Producing a gallery show of Burning Man art is a special challenge. The fact is, “burners,” as the participants are known, can only hope to view a small percentage of the vast offerings during the week of the event. The event itself cannot be represented, it can only be experienced. Most installations on the playa are designed to be touched, ridden, climbed, or otherwise engaged. Take a moment to imagine yourself on an unknown planet where at least some of society’s restrictions do not apply, and consider these pieces as part of a playground.

While many pieces of art, large and small, are sacrificed to fire, far more are preserved for new venues around the world. This show brings some of these artistic visions from Burning Man into our community. The pieces you will view in this show withstood the tremendous extremes the playa offers, from 70 mile-an-hour winds to 100+ degree temperatures, along with grinding storms of dust and tiny rocks which can last for days.

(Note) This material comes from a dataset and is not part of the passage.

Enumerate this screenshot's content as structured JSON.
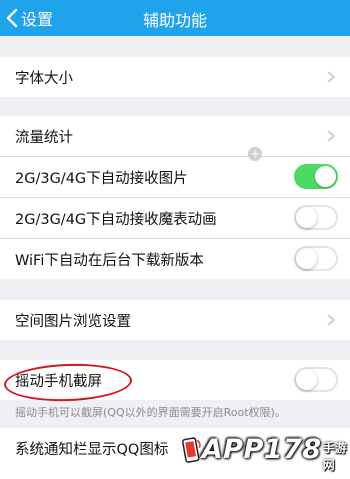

Remember, the people who offered their works to the citizens of Black Rock City also endured these conditions.

You can check out some more of Suzanna's writing, on her blog,

about the Temples

For eight years now, large Temple installations on the Playa have been hugely meaningful, important parts of the Burning Man experience for its thousands of attendees. While they are beautiful in a purely design sense, they have also created spaces where people are given the opportunity to acknowledge death, places that help people to let go, places of healing and forgiveness and transformation. Designed by David Best in the years 2000-2004, Mark Grieve in 2005 & 2006, and again by David, with Tim Dawson, in 2007. They truly epitomize the connection of art to community--- created with the help of teams of volunteers working together; contributed to and invested with personal meanings by participants on the playa-- who bring their words, photos, and tears to the space; and communally celebrated, in the burning ceremony that takes place on the final Sunday night of the event.
Our show pays tribute to these temples through a collection of photographs from over the years, and a short film by
Jane Sullivan following the Temple of Forgiveness ('07) from building to burning.

Top 2 photos: Scott Hess, other photos Lisa B, '05 & '06

Tuesday, January 1, 2008

Our First Sponsor!

A thousand thanks go out to our first sponsor-level donor, Creative Maven.